Scan the listing below and copy each line holding the word "JSON".

*** Block opens ***

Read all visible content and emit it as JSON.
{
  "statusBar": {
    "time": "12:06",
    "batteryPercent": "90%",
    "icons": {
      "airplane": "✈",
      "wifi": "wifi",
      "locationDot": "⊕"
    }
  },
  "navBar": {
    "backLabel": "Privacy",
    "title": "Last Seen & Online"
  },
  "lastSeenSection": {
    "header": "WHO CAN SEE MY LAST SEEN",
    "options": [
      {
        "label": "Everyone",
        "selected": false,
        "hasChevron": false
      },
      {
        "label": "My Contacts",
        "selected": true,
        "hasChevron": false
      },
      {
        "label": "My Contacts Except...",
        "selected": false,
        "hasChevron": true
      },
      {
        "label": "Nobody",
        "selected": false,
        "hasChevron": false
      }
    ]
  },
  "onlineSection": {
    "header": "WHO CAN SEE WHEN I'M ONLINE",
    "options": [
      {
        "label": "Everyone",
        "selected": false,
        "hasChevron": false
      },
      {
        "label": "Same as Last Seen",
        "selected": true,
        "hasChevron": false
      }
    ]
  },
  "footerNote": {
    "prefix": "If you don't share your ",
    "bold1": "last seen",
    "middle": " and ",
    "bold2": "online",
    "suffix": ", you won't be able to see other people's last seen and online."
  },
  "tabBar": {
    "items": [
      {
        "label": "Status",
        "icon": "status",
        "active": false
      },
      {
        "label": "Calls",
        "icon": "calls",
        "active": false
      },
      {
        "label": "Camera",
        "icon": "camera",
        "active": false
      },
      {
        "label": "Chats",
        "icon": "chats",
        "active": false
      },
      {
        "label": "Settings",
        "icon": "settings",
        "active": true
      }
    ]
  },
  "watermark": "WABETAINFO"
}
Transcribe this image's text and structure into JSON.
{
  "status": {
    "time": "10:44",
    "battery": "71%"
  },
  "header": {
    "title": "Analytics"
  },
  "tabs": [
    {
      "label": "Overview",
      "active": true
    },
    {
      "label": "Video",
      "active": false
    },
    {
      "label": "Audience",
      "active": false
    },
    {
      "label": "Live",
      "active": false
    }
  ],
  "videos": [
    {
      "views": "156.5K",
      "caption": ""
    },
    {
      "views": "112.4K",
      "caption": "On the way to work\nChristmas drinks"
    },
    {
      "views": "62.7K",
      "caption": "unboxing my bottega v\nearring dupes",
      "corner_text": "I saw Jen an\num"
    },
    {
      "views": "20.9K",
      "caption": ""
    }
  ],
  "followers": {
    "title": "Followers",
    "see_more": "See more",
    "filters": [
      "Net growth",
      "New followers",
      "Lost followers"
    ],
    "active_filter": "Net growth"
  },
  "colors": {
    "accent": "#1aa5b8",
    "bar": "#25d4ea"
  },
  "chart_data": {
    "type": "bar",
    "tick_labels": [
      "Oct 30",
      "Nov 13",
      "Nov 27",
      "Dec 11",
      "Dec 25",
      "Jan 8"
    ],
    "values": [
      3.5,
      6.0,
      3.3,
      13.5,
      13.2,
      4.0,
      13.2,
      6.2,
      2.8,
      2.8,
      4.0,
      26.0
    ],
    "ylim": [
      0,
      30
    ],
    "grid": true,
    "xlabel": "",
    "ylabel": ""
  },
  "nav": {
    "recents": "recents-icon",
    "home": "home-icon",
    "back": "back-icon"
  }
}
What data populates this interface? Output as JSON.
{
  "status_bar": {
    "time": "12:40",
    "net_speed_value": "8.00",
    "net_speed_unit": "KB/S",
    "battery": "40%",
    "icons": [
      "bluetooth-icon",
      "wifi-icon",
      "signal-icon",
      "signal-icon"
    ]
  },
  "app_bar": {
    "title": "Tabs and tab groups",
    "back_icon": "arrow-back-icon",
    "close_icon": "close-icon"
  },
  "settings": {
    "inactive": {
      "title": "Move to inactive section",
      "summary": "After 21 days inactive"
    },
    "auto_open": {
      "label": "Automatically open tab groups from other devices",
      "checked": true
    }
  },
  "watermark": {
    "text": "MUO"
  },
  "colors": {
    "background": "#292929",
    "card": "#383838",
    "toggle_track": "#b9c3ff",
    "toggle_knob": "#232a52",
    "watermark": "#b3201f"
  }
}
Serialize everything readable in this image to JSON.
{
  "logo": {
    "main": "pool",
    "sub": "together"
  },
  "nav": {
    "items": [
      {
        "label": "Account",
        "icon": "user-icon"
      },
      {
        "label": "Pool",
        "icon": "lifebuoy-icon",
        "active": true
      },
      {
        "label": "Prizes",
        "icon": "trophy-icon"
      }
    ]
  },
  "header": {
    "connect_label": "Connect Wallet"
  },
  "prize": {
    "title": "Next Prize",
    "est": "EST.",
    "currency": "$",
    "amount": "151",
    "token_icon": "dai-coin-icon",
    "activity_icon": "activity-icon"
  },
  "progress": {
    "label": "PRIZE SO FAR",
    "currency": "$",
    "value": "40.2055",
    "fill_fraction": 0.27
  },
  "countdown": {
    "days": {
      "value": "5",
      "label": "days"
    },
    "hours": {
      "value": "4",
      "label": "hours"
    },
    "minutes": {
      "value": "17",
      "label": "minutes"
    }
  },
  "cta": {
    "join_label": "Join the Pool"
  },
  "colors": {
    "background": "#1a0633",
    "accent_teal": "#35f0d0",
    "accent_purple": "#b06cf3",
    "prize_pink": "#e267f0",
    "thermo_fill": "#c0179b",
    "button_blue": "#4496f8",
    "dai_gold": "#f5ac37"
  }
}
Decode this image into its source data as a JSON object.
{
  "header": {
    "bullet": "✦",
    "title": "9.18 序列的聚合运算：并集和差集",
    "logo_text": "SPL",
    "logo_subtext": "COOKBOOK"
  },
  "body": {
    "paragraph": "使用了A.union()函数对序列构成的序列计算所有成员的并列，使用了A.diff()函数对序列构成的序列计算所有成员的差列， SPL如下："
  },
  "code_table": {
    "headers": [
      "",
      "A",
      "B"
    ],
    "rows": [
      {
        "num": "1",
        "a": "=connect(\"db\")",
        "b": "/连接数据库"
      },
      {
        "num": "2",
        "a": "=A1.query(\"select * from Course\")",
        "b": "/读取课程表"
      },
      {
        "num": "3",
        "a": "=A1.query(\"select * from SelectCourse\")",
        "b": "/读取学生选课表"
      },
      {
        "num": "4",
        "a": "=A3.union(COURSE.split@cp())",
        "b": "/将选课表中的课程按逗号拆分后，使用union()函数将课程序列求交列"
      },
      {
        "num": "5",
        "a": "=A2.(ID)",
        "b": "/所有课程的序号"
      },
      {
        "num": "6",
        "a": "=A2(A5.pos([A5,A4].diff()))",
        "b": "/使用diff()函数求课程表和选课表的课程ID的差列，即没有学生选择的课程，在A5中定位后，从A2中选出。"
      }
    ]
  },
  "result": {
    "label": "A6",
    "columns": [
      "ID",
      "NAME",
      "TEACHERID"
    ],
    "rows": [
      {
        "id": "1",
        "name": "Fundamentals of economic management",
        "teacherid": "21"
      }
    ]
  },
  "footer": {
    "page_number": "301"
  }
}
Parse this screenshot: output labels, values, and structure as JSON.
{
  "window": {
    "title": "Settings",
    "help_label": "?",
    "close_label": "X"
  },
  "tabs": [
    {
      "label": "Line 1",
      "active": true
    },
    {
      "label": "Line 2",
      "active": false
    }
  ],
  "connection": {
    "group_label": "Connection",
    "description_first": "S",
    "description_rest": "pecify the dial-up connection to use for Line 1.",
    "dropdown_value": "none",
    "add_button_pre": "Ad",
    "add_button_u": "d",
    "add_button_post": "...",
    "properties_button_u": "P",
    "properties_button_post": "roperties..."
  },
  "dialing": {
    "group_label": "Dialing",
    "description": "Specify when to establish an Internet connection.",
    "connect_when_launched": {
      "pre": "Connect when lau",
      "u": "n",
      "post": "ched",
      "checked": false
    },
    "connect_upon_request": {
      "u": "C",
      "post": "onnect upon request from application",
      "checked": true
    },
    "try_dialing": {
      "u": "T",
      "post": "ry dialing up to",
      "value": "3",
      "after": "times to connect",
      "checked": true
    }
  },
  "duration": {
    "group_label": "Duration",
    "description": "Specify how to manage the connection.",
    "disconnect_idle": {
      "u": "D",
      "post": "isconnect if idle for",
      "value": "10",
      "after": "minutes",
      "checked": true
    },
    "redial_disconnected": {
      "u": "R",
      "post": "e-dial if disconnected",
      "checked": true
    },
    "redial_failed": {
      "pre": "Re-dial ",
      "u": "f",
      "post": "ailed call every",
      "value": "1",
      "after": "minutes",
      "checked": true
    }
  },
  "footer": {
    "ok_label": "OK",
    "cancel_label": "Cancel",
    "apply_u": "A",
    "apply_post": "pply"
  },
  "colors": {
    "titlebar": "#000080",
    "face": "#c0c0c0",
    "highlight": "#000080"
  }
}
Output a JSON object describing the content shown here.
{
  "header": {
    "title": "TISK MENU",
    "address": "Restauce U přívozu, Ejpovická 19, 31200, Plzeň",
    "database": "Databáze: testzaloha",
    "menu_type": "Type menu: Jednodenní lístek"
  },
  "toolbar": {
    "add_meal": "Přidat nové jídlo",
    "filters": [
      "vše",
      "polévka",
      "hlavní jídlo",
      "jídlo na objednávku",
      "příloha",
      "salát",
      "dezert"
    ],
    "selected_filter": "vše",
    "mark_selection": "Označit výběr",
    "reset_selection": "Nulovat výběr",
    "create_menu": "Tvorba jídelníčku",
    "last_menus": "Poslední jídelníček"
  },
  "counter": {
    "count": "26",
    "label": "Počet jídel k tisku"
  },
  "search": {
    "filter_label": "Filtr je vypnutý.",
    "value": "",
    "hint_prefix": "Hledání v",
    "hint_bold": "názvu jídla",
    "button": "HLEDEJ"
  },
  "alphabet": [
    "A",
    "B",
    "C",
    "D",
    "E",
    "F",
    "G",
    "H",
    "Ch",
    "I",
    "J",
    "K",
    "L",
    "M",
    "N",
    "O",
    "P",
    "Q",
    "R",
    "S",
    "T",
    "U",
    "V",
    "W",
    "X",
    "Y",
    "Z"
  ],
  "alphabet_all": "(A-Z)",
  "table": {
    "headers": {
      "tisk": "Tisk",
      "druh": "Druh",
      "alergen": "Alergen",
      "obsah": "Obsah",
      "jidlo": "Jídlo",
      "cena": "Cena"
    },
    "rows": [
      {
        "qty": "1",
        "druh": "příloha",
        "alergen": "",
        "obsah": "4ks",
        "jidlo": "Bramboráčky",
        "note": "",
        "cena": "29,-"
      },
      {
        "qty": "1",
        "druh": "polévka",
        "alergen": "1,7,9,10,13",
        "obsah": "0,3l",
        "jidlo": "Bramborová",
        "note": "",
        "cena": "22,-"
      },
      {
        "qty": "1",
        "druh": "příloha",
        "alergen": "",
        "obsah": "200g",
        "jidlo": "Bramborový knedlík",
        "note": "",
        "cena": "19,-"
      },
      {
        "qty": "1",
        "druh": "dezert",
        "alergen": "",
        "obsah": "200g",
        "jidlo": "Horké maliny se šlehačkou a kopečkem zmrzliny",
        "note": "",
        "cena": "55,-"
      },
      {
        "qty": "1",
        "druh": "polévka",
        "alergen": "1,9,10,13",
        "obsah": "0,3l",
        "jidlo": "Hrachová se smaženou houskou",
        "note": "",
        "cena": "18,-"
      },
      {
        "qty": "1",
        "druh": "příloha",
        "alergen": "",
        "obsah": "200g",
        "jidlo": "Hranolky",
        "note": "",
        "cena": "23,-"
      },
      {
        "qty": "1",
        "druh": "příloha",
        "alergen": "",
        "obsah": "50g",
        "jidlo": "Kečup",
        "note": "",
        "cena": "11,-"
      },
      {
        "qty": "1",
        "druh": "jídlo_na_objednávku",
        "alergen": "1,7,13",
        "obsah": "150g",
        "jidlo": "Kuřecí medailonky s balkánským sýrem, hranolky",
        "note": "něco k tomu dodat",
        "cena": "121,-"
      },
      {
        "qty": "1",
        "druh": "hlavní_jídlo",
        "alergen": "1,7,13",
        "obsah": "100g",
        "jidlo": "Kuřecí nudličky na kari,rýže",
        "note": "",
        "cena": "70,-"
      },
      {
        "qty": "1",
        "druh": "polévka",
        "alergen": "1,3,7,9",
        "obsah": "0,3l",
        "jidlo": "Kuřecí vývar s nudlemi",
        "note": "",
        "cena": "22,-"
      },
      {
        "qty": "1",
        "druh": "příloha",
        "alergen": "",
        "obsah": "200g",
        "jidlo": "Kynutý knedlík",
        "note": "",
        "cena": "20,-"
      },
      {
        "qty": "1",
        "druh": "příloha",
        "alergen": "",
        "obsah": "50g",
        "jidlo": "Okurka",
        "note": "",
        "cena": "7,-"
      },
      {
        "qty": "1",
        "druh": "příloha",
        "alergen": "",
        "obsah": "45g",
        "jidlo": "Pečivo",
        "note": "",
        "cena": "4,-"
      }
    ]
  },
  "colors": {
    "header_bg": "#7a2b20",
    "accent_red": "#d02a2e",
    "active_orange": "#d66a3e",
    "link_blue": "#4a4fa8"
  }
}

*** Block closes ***

▶ [YOUR SOLUTION]
Read all visible content and emit it as JSON.
Transcribe this image's text and structure into JSON.
What data populates this interface? Output as JSON.
Serialize everything readable in this image to JSON.
Decode this image into its source data as a JSON object.
Parse this screenshot: output labels, values, and structure as JSON.
Output a JSON object describing the content shown here.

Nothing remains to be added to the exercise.